Journalists, political pundits, and even the president have all commented on the utility of the protests. Some have suggested that the protests have served to repel fans, pointing to decreased viewership to buttress their arguments.
To examine this issue in further depth, the Texas Tribune collected data from Texas voters to determine their attitudes toward the NFL. They collected data from 1200 registered voters during 10 days in June of 2018.
Results indicate that 47 percent of all Texas voters have an unfavorable impression of the league.
The race of the voter also influenced the response. Unfavorable ratings were highest among Whites, at 55 percent.
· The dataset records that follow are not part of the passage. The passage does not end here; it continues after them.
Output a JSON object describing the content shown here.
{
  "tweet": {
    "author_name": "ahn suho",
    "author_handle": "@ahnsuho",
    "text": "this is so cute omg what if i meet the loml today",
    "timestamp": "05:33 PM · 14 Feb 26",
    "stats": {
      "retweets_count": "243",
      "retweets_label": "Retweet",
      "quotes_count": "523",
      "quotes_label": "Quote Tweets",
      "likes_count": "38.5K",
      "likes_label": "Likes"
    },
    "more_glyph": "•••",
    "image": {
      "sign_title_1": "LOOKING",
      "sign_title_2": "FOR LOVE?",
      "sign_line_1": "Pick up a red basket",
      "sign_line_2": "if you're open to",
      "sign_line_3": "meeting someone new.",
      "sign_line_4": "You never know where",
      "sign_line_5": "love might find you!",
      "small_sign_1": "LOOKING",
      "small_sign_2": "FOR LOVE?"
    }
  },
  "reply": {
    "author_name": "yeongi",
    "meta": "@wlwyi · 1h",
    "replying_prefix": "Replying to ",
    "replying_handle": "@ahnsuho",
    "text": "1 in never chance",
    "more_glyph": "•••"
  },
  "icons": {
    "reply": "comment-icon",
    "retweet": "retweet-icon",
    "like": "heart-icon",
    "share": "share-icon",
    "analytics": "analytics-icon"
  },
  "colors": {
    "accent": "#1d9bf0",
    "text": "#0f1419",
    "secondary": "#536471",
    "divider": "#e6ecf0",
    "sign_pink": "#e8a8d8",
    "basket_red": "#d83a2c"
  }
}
They were lowest among Black voters, at 24 percent, and Hispanic voters came in at 39 percent.
Only 20 percent of White participants had a favorable impression of the NFL, relative to 49 percent of Black participants, and 29 percent of Hispanic participants.
In commenting on the results, Jim Henson, who co-directed the project, noted “If football was trumping controversy, these numbers would be much more positive than they are…. And they would not show the demographic patterns that are clearly evident here.”
For its part, the NFL considered a policy change for 2018. Players would have to stand for the anthem or face a fine. They would be able to stay in the locker room during the anthem if they chose. The League and player’s union are currently negotiating this policy.